Shockingly, a Broncos win could put them right in the mix for the AFC West crown, and they are 2-1 with Tim Tebow at the helm — even if he has been mediocre, at best, for most of those games. Willis McGahee has re-emerged as a factor in the running game.
Everything was on course in Kansas City until the Chiefs laid an egg against Miami, handing the Dolphins their first win in a rout. Expect a far better effort this week from the co-leaders of the division.
Houston (6-3) at Tampa Bay (4-4)
Houston is cruising in the NFC South, so a non-conference loss here might not be all that damaging. But the Texans, closing in on their first playoff berth, should get back their best offensive player, WR Andre Johnson. Without him, the Texans have been dynamic on the ground thanks to Arian Foster and Ben Tate. With him: watch out, Bucs.
Tampa’s season quickly has eroded and the Bucs’ hopes for improving on their 10-6 record of 2010 depends on getting hot now. Their spotty defense has held them back, as has the up-and-down performances of QB Josh Freeman.
Jacksonville (2-6) at Indianapolis (0-9)
Perhaps the Colts’ best chance to avoid an 0-for-’11 comes against the Jaguars, who had a bye last week and are no pushover, despite their record, or against Carolina in the game following Indy’s bye. Normally by mid-November, the Colts are in the mix for home-field advantage in the playoffs.
Of course, they normally have Peyton Manning.
Jacksonville is the only team to have scored fewer than 100 points. But the Jags get after teams on defense and it doesn’t take a whole lot of that to beat the Colts these days.
Arizona (2-6) at Philadelphia (3-5)
So the Eagles are back on the rise, ready to make a run for the postseason. That’s what a whole lot of folks thought until Monday night’s home loss against Chicago.

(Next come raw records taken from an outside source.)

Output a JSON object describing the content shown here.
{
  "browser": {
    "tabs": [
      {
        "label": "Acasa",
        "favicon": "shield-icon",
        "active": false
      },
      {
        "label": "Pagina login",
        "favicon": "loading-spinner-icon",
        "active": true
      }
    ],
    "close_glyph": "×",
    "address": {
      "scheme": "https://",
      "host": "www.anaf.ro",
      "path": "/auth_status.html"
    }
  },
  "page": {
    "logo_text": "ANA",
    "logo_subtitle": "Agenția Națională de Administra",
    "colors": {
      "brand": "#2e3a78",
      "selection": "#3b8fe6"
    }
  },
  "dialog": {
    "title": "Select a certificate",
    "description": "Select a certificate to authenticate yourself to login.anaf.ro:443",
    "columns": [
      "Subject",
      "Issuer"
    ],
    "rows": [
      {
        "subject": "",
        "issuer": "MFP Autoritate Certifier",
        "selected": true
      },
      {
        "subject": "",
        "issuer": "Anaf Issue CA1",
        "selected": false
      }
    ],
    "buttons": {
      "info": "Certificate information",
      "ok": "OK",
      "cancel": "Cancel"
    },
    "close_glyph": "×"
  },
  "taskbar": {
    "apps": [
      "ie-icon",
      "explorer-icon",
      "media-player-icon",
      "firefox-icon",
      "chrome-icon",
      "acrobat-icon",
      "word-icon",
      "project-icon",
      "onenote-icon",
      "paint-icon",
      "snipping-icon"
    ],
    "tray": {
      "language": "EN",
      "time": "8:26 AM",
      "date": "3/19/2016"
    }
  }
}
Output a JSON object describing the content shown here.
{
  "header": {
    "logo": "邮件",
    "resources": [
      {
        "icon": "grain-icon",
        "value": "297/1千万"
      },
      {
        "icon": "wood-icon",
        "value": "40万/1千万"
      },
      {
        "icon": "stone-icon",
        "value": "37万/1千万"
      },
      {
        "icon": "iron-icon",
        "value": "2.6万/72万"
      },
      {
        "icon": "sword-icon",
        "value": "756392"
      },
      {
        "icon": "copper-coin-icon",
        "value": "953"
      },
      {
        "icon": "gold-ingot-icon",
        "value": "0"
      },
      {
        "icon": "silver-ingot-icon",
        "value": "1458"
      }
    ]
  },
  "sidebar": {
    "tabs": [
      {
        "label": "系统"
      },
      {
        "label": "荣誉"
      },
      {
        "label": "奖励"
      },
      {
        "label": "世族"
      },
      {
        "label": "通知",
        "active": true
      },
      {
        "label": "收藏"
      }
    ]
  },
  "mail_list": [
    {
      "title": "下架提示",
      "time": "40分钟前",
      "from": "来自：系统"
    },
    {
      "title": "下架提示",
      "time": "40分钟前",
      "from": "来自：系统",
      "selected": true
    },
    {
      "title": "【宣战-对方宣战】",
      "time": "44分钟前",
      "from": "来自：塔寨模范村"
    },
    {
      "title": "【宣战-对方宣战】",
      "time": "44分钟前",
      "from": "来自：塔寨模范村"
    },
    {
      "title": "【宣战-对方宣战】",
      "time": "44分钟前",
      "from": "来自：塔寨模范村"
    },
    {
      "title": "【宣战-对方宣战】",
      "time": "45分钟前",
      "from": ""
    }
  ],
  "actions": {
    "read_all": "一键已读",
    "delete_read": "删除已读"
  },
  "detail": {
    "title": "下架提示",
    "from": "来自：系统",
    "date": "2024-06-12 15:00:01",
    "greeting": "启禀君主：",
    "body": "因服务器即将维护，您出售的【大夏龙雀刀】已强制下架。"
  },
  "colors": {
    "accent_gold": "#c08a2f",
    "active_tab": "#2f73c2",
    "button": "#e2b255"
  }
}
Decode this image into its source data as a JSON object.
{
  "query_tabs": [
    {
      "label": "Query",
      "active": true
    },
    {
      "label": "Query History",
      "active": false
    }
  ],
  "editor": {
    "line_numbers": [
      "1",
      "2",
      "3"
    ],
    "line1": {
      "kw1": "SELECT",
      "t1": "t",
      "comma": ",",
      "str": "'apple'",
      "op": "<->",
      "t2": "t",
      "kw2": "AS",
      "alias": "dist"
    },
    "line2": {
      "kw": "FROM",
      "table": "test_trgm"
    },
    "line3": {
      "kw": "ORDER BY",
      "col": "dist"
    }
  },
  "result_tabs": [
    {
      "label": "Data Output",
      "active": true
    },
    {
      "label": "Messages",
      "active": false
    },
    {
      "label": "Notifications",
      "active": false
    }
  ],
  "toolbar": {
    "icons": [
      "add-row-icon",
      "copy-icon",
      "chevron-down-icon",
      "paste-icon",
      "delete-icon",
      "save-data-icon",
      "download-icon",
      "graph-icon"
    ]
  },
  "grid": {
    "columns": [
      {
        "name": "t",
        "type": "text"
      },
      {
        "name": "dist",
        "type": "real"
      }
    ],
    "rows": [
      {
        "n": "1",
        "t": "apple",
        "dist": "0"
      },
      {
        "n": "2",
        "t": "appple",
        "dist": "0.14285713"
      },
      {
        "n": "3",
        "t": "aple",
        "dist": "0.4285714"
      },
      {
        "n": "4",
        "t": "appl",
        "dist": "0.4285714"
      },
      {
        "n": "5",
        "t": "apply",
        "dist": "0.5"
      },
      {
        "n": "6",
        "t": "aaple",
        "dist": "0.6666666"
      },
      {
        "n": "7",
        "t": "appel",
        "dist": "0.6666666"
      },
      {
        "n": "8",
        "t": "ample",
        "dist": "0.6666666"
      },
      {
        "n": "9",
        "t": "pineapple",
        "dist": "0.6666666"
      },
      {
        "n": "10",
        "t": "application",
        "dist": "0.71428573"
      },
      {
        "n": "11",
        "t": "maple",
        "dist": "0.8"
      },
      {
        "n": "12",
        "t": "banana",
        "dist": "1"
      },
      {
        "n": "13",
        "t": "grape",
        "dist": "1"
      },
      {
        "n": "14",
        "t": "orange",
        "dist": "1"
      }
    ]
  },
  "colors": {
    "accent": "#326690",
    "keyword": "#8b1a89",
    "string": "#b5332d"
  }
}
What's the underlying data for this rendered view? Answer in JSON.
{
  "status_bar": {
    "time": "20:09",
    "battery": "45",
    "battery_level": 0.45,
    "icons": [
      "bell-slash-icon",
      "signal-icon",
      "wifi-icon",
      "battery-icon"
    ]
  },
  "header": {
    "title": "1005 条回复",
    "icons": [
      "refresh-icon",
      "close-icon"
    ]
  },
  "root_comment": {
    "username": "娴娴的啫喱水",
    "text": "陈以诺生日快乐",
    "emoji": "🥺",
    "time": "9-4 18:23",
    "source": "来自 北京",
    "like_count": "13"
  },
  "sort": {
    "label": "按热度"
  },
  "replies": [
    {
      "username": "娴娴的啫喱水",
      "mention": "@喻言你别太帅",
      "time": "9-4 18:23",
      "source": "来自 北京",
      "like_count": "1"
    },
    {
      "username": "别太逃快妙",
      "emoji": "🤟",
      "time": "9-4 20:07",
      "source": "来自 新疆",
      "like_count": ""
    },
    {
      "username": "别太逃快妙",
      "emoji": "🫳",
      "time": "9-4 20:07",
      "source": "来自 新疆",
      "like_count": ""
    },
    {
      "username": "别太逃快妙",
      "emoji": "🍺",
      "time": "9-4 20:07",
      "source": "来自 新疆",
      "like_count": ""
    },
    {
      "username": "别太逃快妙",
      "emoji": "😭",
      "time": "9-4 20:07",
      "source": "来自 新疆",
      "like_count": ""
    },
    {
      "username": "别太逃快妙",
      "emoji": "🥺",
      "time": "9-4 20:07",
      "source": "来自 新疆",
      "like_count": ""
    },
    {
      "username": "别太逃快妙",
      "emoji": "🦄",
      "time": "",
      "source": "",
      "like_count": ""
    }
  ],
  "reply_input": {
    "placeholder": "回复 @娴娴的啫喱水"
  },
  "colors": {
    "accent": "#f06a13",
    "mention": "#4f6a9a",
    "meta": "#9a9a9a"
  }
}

Philly is missing the decisive touch. All season, it has failed to put away opponents in the fourth quarter, whether it be with dropped passes, missed blocks or penalties on offense, or sloppy work on defense.
The Cardinals found one unique way to win, breaking a five-game slide when Patrick Peterson returned a punt 99 yards in overtime against St. Louis. Peterson broke every rule in the special teams book with that one. Don’t think anybody in the Valley of the Sun is complaining.
Tennessee (4-4) at Carolina (2-6)
Two teams in rebuilding mode with new coaches and, despite neither being a winner right now, two decent resumes.
The Titans were 3-1 and have gone downhill the last month, but if they can ever get RB Chris Johnson on track, they could challenge for a winning record.
Carolina, coming off a bye, has one of the NFL’s most exciting pass-catch duos in rookie QB Cam Newton and veteran wideout Steve Smith, a prime contender for comeback player awards. Smith against Tennessee’s cornerbacks could be a highlight in this match.
Washington (3-5) at Miami (1-7)
Four consecutive defeats and a slew of injuries have the Redskins plummeting toward the bottom of the NFC. They’ve thrown 13 interceptions and have 19 giveaways, both the most in the NFC.
Miami came close in recent weeks before breaking through for win No. 1 at Kansas City — in blowout fashion, too. A second victory in a row hardly would be a surprise, particularly if WR Brandon Marshall and RB Reggie Bush can repeat their KC heroics.
St. Louis (1-7) at Cleveland (3-5)
Both rosters have been ravaged by injuries, with Cleveland’s backfield hit particularly hard. That is not the case with St. Louis with Steve Jackson now healthy and productive.
All of which means the Rams could give Jackson 40 touches against the NFL’s 30th-ranked rushing defense.
Copyright 2011 The Associated Press.